Student Spotlight: Shakespeare Matters with Mahendra Chitrarasu
Meet University of Adelaide student, Mahendra Chitrarasu. He is a 2nd year Bachelor of Arts (Advanced) student, majoring in English and philosophy.
He is also part of the Shakespeare Matters MOOC team, where he worked with the AdelaideX team and Dr Lucy Potter to develop materials for section 4 of this course, focusing on The Winter’s Tale.
Quietly confident and oozing with thoughtful insight, Mahendra chats about his involvement in the MOOC, his passion for Shakespeare, and life at the University of Adelaide and beyond.
What are you studying at the University of Adelaide?
I take the Bachelor of Arts (Advanced), where I’ve recently completed my second year majoring in English and philosophy.
Why did you choose to study at the University of Adelaide?
One of the most important reasons was that I wanted a stimulating learning environment. I wanted to go somewhere that pushed me and nourished my appetite for learning.
What made you want to take part in the Shakespeare Matters MOOC build?
I chose to take part in the Shakespeare Matters MOOC build because it was an opportunity to extend myself beyond the usual demands of undergraduate coursework. I had the chance to stew over things, see what I was interested in, and think about what I had to say about my play (A Winter’s Tale). I was also working closely with academics over an extended period. Building those connections makes university all the more enjoyable, even more so when I was learning about a topic of great personal interest.
What are the key lessons that you took from building the Shakespeare Matters MOOC?
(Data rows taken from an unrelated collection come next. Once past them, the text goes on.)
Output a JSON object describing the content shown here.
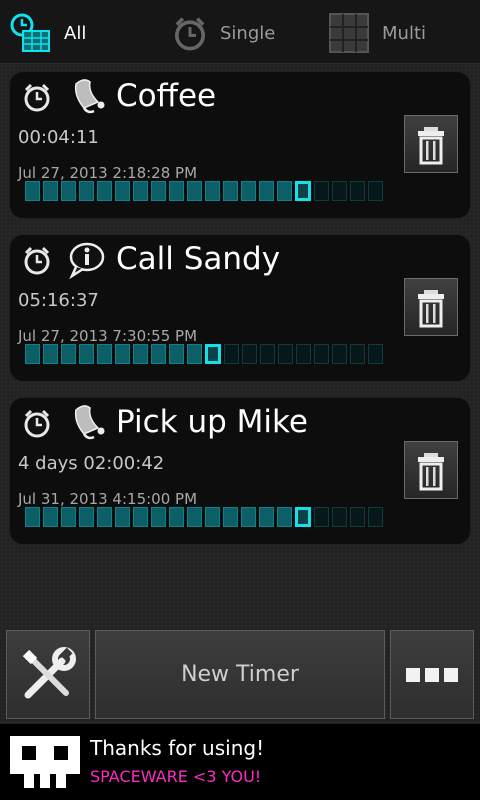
{
  "tabs": [
    {
      "label": "All",
      "icon": "alarm-multi-icon",
      "selected": true
    },
    {
      "label": "Single",
      "icon": "alarm-clock-icon",
      "selected": false
    },
    {
      "label": "Multi",
      "icon": "grid-icon",
      "selected": false
    }
  ],
  "timers": [
    {
      "title": "Coffee",
      "type_icon": "bell-icon",
      "remaining": "00:04:11",
      "due": "Jul 27, 2013 2:18:28 PM",
      "progress": {
        "segments": 20,
        "filled": 16
      }
    },
    {
      "title": "Call Sandy",
      "type_icon": "info-bubble-icon",
      "remaining": "05:16:37",
      "due": "Jul 27, 2013 7:30:55 PM",
      "progress": {
        "segments": 20,
        "filled": 11
      }
    },
    {
      "title": "Pick up Mike",
      "type_icon": "bell-icon",
      "remaining": "4 days 02:00:42",
      "due": "Jul 31, 2013 4:15:00 PM",
      "progress": {
        "segments": 20,
        "filled": 16
      }
    }
  ],
  "buttons": {
    "settings_icon": "wrench-screwdriver-icon",
    "new_timer": "New Timer",
    "more_icon": "more-dots-icon"
  },
  "banner": {
    "line1": "Thanks for using!",
    "line2": "SPACEWARE <3 YOU!",
    "line2_color": "#ff2bc2"
  },
  "colors": {
    "accent": "#12e0ea",
    "progress_done": "#0c5f66",
    "progress_empty": "#07181a"
  }
}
Many things! Two come to mind immediately. On the academic front, analysing The Winter’s Tale in depth brought to my attention the subtlety of language. Ambiguity, irony, and equivocation are pervasive in the play, and it was fascinating to consider how the linguistic details of a scene manifest in the nature of the acting itself. In fact, one of the beauties of this MOOC is that we have the opportunity to watch how the play moves from the written word to the stage in the passages that are acted out. On a personal note, the responsibility placed on me to write and design a week’s content was both encouraging and fulfilling. It’s nice when people believe in your ability, and it’s even nicer when you produce something you’re proud of.
Why do you think the study of Shakespeare is still relevant today?
Whole library shelves are dedicated to this question, so all I can do here is gesture to one potential answer! Something that stands out for me is Shakespeare’s supreme power of imagination. Theseus touches on this in A Midsummer Night’s Dream, when he says:
And as imagination bodies forth
The forms of things unknown, the poet’s pen
Turns them to shapes and gives to airy nothing
A local habitation and a name. (5.1.14-17) MSND
Shakespeare has this omnipresent control in conjuring up characters with depth, characters that are incredibly complex and nuanced, characters that experience and express some of the things that make us human… Does this make his appeal universal? I’m not sure—maybe not. Regardless, his ability to form local habitations for unknowns like love, lust, and hate, ambition, greed, and hope, well, I think that makes him deserving of study today.
Who is your favourite Shakespeare character and why?
My favourite Shakespeare character is Richard III. He’s a terrible, terrible man, and yet our response to him is not unequivocal hatred. Sometimes, we’re drawn to him, sometimes we might even find ourselves rooting for him. But why? Why do we feel that way? I think it’s testament to Shakespeare tremendous ability to humanise.
What are your plans once you have finished your studies?
After completing my studies at the University of Adelaide, I’d like to see more of the world. There are many things you can read about, but it’s another thing entirely to ‘live’ them. But, obviously, these are not mutually exclusive: each improves the other. So, to that end, I’d also like to do some further study, perhaps here, perhaps abroad.
Enrol now in AdelaideX’s free Shakespeare Matters online course. This 5-week course analyses Hamlet, Midsummer Night’s Dream, Henry V, The Winter’s Tale and Othello, with a focus on emotions such as love, hate and jealousy.
In this introductory course, you will learn how Shakespeare uses emotion in his plays, how his characters experience and manipulate emotions, and how the emotional resonance of the plays makes them powerfully relevant to the modern world.
Find out more.